HOW TO COMPLETE THIS TASK -
Lines below that include the word "members" should each be copied.

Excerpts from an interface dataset
··········
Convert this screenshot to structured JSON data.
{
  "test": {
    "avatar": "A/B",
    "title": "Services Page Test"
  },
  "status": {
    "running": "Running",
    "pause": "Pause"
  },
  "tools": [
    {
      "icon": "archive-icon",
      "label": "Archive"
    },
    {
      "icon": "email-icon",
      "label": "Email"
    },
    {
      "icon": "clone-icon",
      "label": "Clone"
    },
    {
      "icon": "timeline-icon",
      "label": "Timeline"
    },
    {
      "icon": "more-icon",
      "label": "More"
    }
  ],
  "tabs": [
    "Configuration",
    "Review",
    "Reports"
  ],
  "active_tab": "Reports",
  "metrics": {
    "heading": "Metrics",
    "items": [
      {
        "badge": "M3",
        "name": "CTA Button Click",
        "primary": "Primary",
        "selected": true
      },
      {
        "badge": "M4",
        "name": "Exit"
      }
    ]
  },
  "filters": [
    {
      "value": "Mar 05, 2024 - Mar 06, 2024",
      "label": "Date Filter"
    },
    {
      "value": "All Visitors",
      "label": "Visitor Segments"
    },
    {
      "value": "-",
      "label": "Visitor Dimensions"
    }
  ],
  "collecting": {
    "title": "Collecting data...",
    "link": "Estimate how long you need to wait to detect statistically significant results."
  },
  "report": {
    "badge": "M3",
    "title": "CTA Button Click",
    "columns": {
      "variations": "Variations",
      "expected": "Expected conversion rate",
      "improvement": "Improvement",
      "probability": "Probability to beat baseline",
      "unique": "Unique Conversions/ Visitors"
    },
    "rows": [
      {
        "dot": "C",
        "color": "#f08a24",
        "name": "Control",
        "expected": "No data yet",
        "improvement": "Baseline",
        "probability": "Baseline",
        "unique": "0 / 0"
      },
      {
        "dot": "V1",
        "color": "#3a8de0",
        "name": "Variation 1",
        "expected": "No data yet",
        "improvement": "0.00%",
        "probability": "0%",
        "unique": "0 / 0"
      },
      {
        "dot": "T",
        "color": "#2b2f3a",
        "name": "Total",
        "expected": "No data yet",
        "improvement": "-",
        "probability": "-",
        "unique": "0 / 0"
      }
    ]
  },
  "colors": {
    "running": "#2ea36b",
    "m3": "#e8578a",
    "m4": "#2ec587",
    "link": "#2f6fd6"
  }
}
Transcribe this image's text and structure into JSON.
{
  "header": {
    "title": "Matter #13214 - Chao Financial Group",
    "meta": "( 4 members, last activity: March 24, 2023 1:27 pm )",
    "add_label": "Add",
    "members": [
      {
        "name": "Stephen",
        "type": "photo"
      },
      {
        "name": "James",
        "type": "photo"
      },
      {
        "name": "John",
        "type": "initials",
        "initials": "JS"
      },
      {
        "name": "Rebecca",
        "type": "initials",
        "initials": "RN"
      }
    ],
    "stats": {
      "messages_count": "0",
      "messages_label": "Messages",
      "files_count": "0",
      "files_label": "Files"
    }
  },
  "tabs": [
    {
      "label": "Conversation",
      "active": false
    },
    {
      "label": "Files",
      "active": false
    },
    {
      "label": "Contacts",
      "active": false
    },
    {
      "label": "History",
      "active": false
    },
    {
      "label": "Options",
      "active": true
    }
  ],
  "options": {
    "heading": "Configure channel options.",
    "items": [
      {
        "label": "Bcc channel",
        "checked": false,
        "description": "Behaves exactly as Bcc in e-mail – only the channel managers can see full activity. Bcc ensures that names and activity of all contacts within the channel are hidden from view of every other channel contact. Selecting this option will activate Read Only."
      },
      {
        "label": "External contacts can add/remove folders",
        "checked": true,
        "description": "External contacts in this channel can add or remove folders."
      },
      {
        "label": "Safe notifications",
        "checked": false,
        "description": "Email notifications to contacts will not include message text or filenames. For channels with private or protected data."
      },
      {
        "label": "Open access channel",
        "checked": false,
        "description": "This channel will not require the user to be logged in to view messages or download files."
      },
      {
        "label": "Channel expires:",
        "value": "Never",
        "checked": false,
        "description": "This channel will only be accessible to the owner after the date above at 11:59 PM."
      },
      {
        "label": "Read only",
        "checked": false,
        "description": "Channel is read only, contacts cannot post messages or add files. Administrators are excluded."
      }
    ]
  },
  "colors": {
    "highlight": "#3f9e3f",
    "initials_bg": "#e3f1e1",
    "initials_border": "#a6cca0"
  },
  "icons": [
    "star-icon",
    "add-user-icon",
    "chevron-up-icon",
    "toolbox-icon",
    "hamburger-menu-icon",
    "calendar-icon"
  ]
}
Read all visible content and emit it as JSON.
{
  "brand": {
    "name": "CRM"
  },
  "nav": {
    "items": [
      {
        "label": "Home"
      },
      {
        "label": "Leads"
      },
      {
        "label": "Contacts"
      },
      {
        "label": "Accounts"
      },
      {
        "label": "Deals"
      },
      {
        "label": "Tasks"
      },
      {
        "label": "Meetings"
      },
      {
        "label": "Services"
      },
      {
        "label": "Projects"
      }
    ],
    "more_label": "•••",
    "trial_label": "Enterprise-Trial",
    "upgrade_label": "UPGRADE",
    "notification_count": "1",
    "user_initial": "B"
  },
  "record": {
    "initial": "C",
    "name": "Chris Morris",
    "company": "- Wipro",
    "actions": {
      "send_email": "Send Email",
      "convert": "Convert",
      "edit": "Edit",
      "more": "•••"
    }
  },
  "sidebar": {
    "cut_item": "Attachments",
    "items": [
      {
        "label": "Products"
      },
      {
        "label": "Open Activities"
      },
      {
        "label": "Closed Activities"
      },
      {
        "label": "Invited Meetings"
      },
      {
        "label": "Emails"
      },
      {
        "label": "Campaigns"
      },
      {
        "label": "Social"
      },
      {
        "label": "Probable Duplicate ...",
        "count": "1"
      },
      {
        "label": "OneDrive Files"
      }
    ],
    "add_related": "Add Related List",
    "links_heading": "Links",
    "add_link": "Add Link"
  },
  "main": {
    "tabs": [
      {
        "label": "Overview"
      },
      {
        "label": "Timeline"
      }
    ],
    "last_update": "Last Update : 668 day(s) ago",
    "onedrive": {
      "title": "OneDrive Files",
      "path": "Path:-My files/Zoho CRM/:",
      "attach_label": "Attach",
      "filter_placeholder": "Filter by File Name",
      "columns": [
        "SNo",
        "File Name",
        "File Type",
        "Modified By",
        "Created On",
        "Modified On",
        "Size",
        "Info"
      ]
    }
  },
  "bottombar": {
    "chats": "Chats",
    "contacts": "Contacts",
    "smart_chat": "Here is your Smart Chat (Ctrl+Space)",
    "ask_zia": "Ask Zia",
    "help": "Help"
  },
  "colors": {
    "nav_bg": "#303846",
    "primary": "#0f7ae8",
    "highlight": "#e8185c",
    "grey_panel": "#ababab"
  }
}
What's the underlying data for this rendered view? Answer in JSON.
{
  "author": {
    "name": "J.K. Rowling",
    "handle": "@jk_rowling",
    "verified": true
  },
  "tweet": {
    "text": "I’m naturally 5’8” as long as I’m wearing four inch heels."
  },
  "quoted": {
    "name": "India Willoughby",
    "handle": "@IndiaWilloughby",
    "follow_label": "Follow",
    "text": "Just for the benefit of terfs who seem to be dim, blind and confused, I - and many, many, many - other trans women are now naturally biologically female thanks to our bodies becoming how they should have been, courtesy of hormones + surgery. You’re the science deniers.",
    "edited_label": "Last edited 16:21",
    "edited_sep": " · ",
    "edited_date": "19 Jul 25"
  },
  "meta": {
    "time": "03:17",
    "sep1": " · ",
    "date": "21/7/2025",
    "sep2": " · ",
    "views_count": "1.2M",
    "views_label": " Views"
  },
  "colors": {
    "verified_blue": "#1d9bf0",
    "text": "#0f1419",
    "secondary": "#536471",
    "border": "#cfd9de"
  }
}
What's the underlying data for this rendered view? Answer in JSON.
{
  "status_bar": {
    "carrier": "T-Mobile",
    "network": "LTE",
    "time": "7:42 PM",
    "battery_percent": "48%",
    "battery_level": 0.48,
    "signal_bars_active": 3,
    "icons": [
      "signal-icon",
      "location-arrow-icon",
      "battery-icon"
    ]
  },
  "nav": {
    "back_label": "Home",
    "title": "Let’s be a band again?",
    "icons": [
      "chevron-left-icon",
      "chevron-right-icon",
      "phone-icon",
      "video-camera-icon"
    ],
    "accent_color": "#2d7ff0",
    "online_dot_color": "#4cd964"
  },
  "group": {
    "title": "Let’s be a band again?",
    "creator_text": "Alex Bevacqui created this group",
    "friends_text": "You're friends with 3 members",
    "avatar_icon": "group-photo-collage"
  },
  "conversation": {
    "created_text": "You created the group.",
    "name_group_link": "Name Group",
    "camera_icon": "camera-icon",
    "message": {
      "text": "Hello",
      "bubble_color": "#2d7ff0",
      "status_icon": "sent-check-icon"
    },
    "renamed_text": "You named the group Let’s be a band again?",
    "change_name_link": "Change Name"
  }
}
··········
ANSWER SPACE -
    "meta": "( 4 members, last activity: March 24, 2023 1:27 pm )",
    "members": [
    "friends_text": "You're friends with 3 members",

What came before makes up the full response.